**Exercise instructions**
Reproduce only the lines from the line containing "What's the underlying" to the end of the entries below, including both of those lines.

--------

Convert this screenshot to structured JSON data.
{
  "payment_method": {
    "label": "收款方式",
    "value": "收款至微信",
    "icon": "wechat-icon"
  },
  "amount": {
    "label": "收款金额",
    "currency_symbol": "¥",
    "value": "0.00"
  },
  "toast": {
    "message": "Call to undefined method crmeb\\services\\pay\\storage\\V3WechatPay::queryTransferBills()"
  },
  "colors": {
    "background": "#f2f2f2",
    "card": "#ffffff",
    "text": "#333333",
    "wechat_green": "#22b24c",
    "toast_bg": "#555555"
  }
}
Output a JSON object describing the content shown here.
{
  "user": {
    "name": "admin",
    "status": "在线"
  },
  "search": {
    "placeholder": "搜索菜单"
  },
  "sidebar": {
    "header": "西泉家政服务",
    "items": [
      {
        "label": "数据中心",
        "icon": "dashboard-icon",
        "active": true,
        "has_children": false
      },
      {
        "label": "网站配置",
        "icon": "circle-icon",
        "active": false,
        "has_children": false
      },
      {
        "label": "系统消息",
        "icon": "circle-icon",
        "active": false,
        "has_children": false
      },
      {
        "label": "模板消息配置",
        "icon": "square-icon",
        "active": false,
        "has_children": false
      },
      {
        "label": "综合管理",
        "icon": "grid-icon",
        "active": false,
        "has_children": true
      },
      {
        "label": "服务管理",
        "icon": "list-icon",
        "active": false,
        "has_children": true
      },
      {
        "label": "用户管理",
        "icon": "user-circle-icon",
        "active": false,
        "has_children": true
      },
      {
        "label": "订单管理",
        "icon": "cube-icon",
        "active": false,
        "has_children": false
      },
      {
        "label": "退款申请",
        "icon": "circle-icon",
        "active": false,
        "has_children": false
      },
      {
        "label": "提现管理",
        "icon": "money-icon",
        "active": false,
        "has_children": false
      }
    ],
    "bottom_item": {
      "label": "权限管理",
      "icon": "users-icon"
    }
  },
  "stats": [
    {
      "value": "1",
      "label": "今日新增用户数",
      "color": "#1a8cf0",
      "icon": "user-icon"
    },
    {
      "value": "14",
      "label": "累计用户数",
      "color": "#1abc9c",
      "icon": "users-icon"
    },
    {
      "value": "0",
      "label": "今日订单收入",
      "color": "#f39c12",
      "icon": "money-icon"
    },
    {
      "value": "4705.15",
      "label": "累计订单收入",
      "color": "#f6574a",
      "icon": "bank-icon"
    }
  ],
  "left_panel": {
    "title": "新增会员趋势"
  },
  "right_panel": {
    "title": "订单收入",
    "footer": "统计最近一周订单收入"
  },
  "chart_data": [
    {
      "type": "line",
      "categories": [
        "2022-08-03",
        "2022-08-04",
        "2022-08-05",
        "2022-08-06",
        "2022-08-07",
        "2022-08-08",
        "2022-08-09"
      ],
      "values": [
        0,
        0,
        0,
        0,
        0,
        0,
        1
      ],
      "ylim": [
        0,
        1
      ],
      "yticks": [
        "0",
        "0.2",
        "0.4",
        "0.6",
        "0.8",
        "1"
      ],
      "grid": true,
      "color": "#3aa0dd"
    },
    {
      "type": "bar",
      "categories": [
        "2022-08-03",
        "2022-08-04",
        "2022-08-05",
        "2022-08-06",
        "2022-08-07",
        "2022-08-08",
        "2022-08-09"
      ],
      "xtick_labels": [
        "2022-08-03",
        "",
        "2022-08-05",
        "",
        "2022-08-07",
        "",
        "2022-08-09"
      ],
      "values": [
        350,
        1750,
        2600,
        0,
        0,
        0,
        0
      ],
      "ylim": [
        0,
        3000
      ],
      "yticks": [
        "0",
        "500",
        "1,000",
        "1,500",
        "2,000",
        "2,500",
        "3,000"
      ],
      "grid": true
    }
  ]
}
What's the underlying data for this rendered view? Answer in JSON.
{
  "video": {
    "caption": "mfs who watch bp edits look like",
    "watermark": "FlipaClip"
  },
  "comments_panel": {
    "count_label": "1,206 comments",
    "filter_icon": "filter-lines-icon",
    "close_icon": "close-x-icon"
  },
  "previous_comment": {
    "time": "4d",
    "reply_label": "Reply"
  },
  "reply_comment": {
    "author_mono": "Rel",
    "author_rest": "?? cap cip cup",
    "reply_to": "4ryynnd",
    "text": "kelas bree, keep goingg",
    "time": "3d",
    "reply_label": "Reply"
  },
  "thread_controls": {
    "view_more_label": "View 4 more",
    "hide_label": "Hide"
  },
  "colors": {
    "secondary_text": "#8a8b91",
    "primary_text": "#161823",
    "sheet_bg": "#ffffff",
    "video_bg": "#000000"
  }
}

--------

**Worked solution**
What's the underlying data for this rendered view? Answer in JSON.
{
  "video": {
    "caption": "mfs who watch bp edits look like",
    "watermark": "FlipaClip"
  },
  "comments_panel": {
    "count_label": "1,206 comments",
    "filter_icon": "filter-lines-icon",
    "close_icon": "close-x-icon"
  },
  "previous_comment": {
    "time": "4d",
    "reply_label": "Reply"
  },
  "reply_comment": {
    "author_mono": "Rel",
    "author_rest": "?? cap cip cup",
    "reply_to": "4ryynnd",
    "text": "kelas bree, keep goingg",
    "time": "3d",
    "reply_label": "Reply"
  },
  "thread_controls": {
    "view_more_label": "View 4 more",
    "hide_label": "Hide"
  },
  "colors": {
    "secondary_text": "#8a8b91",
    "primary_text": "#161823",
    "sheet_bg": "#ffffff",
    "video_bg": "#000000"
  }
}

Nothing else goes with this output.